He still has along way to go, though. Pee Wee started physical rehabilitation last week, sothat he could begin the long process of learning to walk again. "Hopefully,everything will work out once he gets his prosthetic leg," says Jason,"but he's in good spirits, and I think by summertime he'll be O.K." PeeWee watches all of Corey's games on television, and so far the season has beenmore challenging than expected. The Gators have lost twice; Corey has justreturned from a bout of mononucleosis; and one talking head from ESPN saidCorey had made the wrong decision by returning. Said he'd jeopardized his NBAfirst-round status. Said, in effect, that Pee Wee had given his son the wrongadvice.
Not true, saysCorey. "I still feel like I made the right decision," he maintains."You never get this time back, and I feel like I'm having the most fun I'vehad in my whole life, just going to school and playing basketball and nothaving to worry about anything, really." After all, Glenda says, insurancewill take care of Pee Wee's medical bills. And if everything breaks right, oneof these days he'll be able to see Corey make his NBA debut.

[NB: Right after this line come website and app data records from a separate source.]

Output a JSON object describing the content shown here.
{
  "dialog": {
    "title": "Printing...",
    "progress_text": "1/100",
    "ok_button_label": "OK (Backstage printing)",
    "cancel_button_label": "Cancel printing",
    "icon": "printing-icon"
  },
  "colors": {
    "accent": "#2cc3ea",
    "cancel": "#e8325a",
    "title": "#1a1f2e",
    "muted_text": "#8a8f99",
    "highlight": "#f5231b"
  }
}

"My daddidn't do anything like the other fathers on our team," says Corey,"but we're fine with that. We care for him a lot." For the man who'srecovering on a hospital bed in Tennessee, it almost goes without saying thatthe feeling is mutual.